**WORK TO BE COMPLETED**
Without the images, output each record below as it stands.

____ EXERCISE DATA

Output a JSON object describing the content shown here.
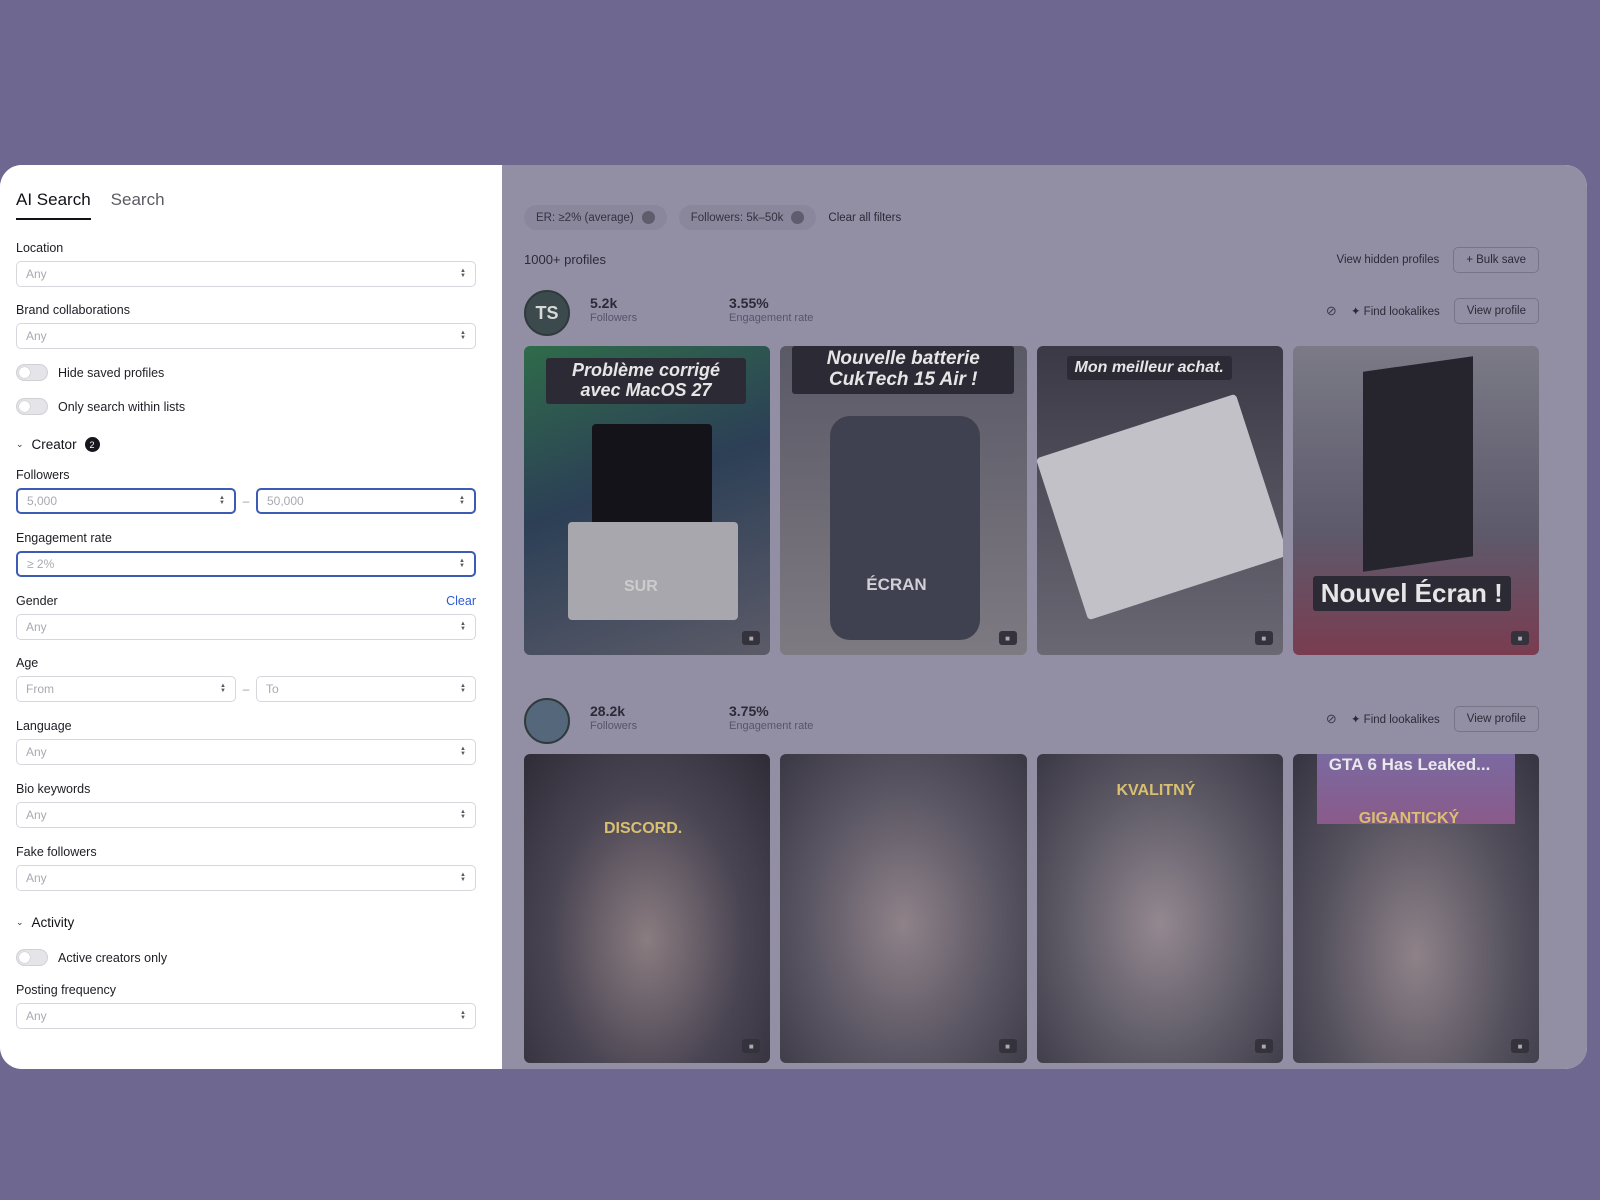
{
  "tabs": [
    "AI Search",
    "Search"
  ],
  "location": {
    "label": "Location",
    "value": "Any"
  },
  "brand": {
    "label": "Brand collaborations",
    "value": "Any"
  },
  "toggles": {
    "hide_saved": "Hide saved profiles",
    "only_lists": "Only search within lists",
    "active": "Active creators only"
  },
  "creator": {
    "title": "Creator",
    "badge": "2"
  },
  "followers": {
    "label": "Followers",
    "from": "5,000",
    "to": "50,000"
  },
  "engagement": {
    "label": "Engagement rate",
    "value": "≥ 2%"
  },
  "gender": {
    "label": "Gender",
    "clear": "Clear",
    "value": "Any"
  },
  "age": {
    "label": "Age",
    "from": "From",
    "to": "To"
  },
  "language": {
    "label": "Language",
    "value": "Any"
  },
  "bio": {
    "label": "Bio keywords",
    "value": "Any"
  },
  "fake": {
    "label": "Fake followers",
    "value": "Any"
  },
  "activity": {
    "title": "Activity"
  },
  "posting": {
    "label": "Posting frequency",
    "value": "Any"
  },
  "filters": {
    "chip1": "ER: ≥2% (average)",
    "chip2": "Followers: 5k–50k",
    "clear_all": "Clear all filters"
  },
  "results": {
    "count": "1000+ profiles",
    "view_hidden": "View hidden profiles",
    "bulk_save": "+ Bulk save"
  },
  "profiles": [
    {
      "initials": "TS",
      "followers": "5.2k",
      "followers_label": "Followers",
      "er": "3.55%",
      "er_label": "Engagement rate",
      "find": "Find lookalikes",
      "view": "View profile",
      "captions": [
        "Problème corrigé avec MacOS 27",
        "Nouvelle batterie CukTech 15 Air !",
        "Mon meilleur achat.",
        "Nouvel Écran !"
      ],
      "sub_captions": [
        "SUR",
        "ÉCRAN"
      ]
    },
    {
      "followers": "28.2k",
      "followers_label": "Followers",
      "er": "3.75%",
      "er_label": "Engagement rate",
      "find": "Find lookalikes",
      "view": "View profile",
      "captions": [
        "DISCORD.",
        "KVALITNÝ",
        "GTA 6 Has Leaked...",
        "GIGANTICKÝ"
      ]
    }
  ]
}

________

**THE ANSWER**
Output a JSON object describing the content shown here.
{
  "tabs": [
    "AI Search",
    "Search"
  ],
  "location": {
    "label": "Location",
    "value": "Any"
  },
  "brand": {
    "label": "Brand collaborations",
    "value": "Any"
  },
  "toggles": {
    "hide_saved": "Hide saved profiles",
    "only_lists": "Only search within lists",
    "active": "Active creators only"
  },
  "creator": {
    "title": "Creator",
    "badge": "2"
  },
  "followers": {
    "label": "Followers",
    "from": "5,000",
    "to": "50,000"
  },
  "engagement": {
    "label": "Engagement rate",
    "value": "≥ 2%"
  },
  "gender": {
    "label": "Gender",
    "clear": "Clear",
    "value": "Any"
  },
  "age": {
    "label": "Age",
    "from": "From",
    "to": "To"
  },
  "language": {
    "label": "Language",
    "value": "Any"
  },
  "bio": {
    "label": "Bio keywords",
    "value": "Any"
  },
  "fake": {
    "label": "Fake followers",
    "value": "Any"
  },
  "activity": {
    "title": "Activity"
  },
  "posting": {
    "label": "Posting frequency",
    "value": "Any"
  },
  "filters": {
    "chip1": "ER: ≥2% (average)",
    "chip2": "Followers: 5k–50k",
    "clear_all": "Clear all filters"
  },
  "results": {
    "count": "1000+ profiles",
    "view_hidden": "View hidden profiles",
    "bulk_save": "+ Bulk save"
  },
  "profiles": [
    {
      "initials": "TS",
      "followers": "5.2k",
      "followers_label": "Followers",
      "er": "3.55%",
      "er_label": "Engagement rate",
      "find": "Find lookalikes",
      "view": "View profile",
      "captions": [
        "Problème corrigé avec MacOS 27",
        "Nouvelle batterie CukTech 15 Air !",
        "Mon meilleur achat.",
        "Nouvel Écran !"
      ],
      "sub_captions": [
        "SUR",
        "ÉCRAN"
      ]
    },
    {
      "followers": "28.2k",
      "followers_label": "Followers",
      "er": "3.75%",
      "er_label": "Engagement rate",
      "find": "Find lookalikes",
      "view": "View profile",
      "captions": [
        "DISCORD.",
        "KVALITNÝ",
        "GTA 6 Has Leaked...",
        "GIGANTICKÝ"
      ]
    }
  ]
}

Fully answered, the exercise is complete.